# EXERCISE PROMPT
The expected answer is every line of the material that contains the word "sitting".

# MATERIAL SHOWN
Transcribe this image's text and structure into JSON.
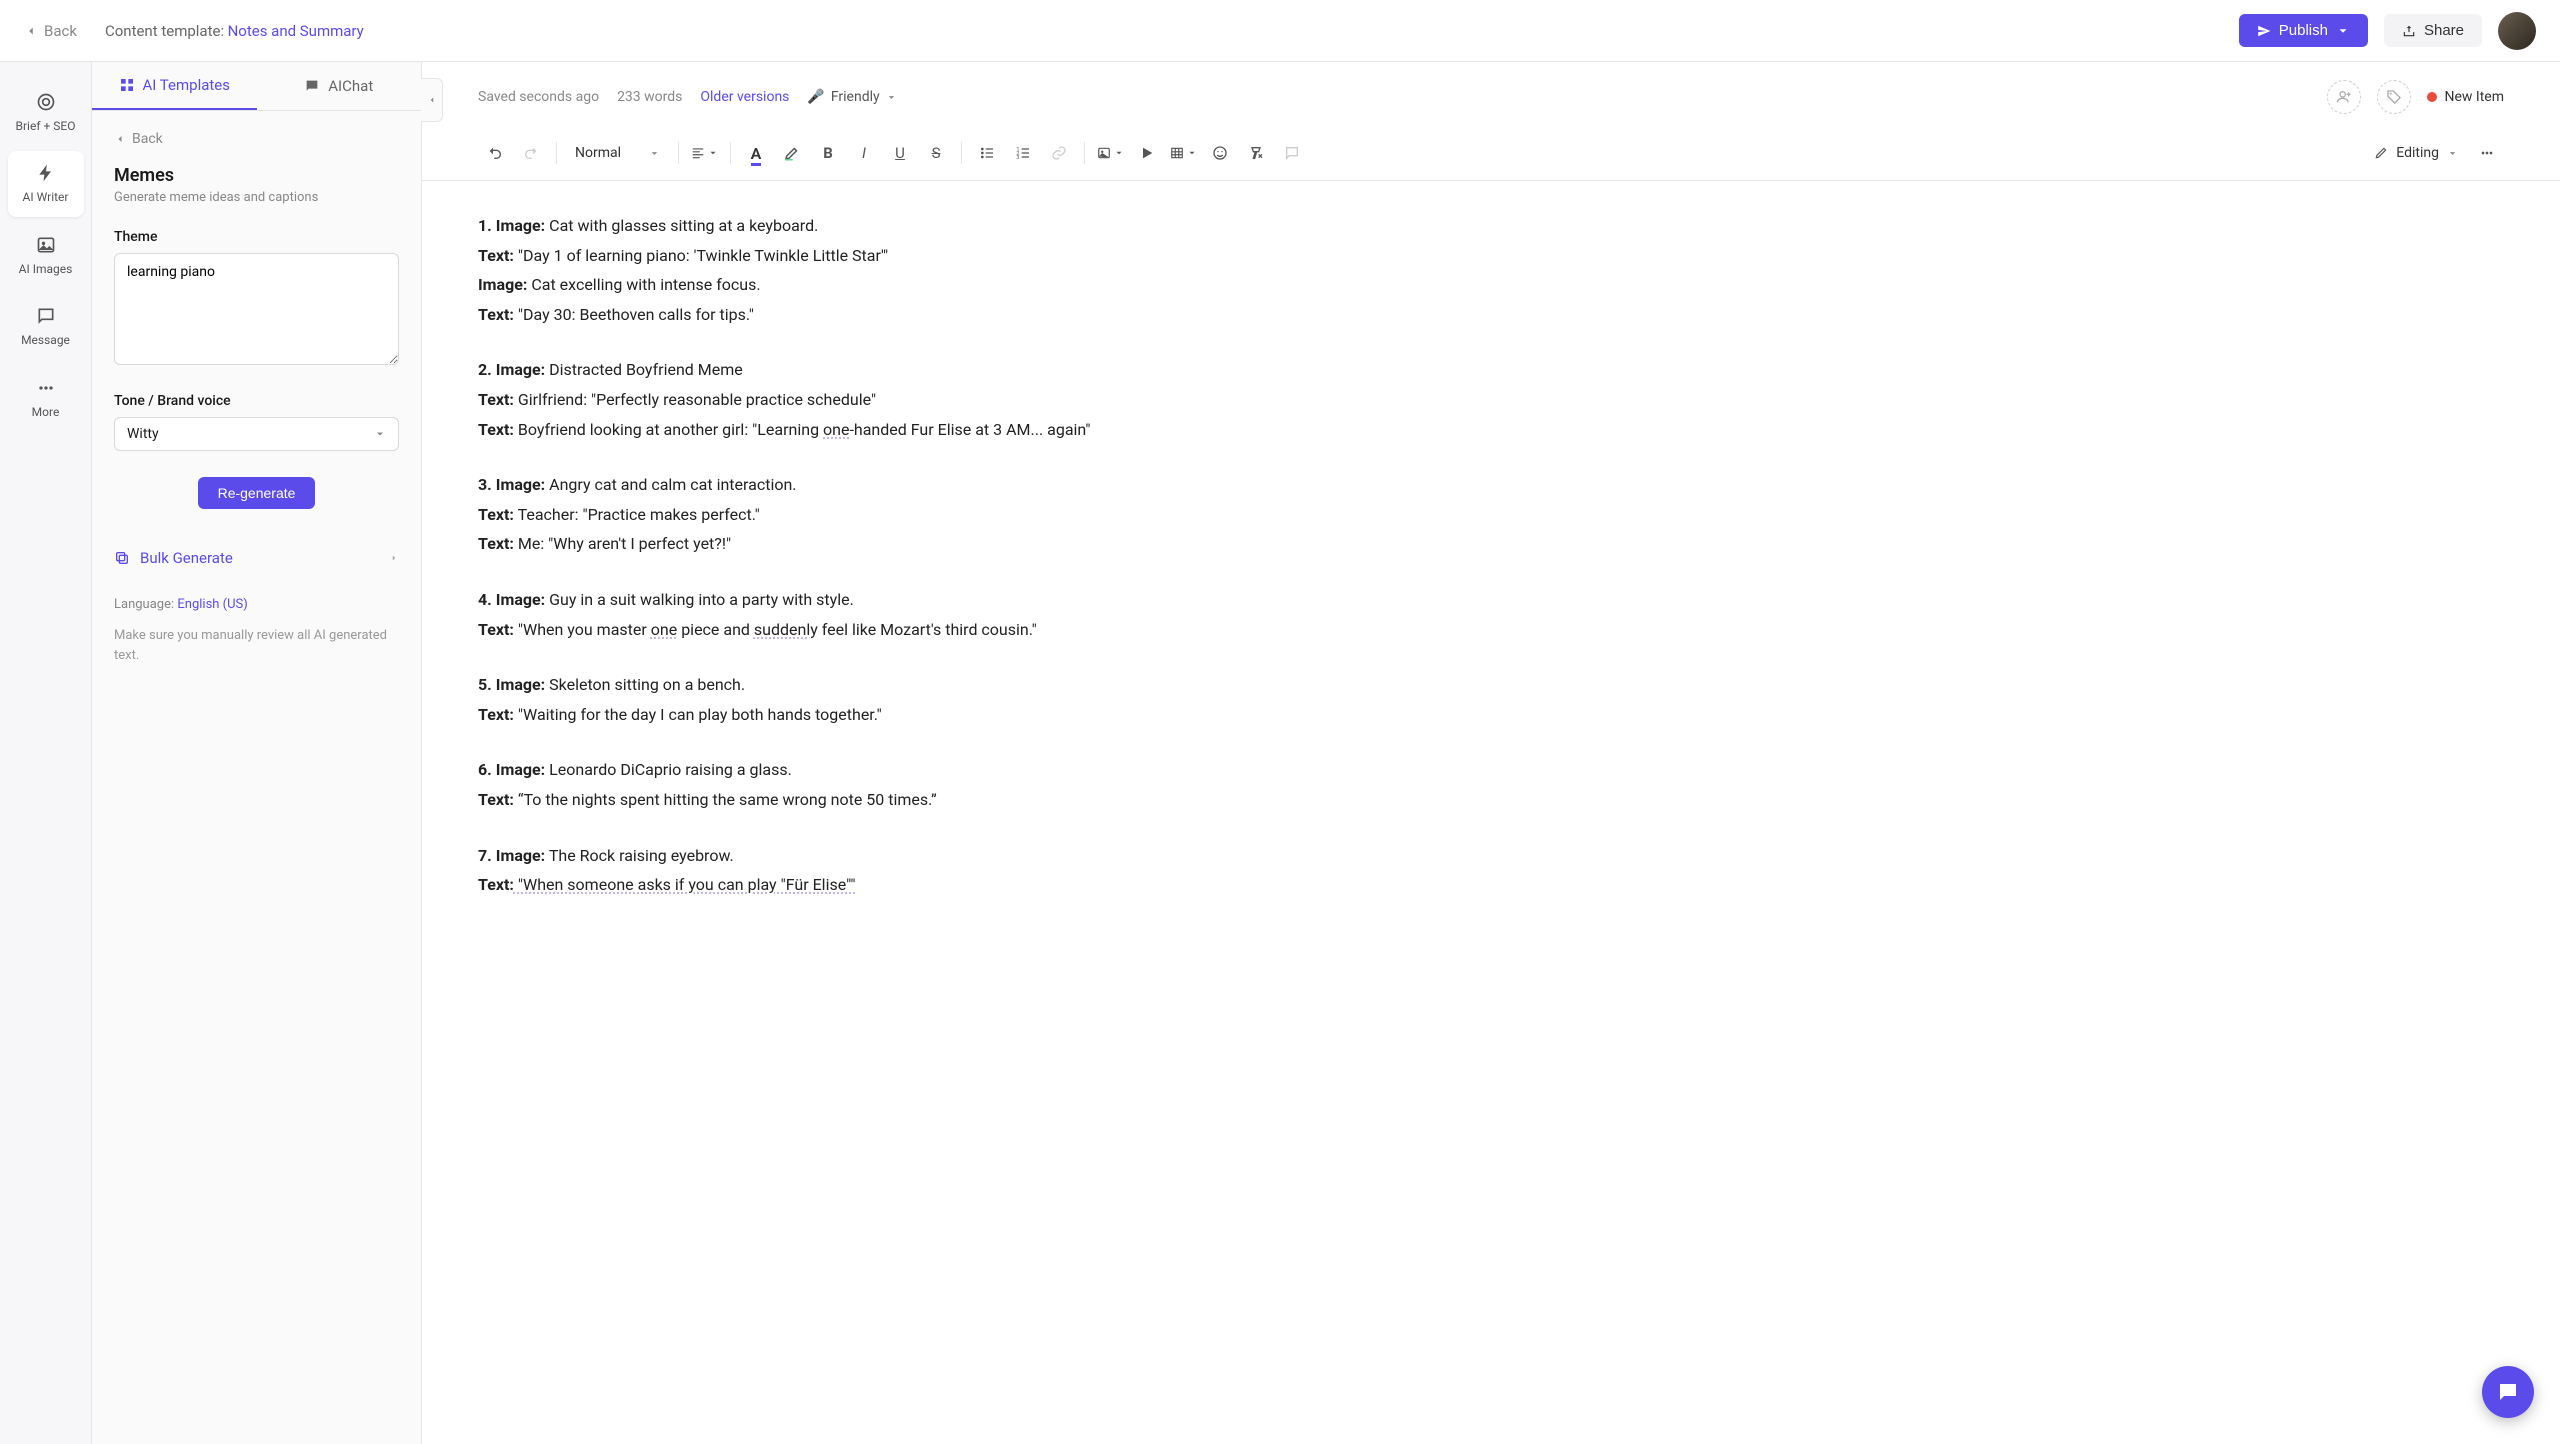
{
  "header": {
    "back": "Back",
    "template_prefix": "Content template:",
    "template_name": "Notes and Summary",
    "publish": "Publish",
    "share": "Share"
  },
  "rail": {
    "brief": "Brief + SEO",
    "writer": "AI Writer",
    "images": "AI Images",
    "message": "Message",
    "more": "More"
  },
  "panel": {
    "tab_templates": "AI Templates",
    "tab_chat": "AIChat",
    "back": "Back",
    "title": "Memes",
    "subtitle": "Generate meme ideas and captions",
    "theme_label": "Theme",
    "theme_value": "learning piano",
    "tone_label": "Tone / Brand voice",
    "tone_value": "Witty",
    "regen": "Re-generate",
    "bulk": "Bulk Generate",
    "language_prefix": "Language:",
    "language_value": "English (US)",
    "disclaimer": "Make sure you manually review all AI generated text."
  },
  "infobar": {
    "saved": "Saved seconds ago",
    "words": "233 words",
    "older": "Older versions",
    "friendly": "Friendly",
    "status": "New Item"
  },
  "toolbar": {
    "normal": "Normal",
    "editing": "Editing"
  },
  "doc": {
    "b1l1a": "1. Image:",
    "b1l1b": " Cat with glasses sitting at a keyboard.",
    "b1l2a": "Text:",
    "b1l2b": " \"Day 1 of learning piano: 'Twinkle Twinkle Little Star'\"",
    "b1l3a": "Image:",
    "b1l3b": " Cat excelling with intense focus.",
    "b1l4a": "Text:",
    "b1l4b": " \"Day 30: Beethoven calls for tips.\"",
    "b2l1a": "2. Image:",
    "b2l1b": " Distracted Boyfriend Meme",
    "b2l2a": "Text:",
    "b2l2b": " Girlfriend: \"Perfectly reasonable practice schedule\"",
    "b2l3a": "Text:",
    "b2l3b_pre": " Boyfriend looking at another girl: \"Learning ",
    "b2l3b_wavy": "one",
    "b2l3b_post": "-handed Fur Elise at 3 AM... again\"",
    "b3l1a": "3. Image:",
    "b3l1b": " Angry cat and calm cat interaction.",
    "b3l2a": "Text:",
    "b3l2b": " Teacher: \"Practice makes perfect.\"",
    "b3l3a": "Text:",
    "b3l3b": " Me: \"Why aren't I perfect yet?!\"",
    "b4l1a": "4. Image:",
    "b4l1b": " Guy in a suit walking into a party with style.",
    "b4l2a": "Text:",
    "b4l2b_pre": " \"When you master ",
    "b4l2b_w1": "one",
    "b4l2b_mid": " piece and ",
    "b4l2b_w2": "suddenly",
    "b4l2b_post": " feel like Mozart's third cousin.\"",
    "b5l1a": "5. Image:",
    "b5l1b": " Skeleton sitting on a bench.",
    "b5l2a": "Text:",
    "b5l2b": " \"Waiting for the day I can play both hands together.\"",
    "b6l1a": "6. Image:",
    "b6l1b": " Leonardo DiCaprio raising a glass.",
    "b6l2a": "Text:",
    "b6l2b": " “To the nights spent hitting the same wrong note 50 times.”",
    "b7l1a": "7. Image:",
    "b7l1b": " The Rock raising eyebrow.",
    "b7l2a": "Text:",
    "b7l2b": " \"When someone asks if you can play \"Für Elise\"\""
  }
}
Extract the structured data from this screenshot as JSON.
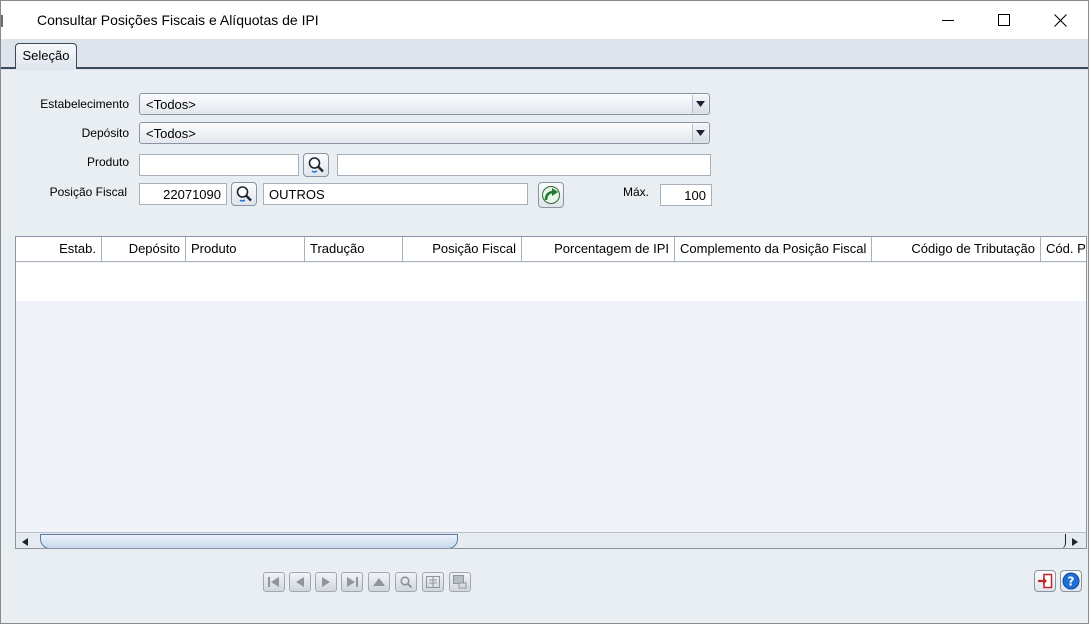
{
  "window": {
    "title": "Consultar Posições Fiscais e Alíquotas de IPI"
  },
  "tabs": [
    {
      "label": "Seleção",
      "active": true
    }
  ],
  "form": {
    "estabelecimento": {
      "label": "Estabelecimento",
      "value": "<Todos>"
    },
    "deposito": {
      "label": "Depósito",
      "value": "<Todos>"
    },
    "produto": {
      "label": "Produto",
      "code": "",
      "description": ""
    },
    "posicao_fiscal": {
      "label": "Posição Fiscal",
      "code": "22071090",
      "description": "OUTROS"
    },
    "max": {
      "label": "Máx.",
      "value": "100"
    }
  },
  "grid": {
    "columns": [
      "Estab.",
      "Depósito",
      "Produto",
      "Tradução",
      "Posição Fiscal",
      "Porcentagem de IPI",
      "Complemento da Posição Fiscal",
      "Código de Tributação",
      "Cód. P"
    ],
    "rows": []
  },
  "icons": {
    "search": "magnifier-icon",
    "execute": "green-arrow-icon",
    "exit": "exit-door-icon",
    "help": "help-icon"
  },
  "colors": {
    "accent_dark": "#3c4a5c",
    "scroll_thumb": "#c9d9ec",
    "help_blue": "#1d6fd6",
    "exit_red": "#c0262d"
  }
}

# SOLUTION
    "b1l1b": " Cat with glasses sitting at a keyboard.",
    "b5l1b": " Skeleton sitting on a bench.",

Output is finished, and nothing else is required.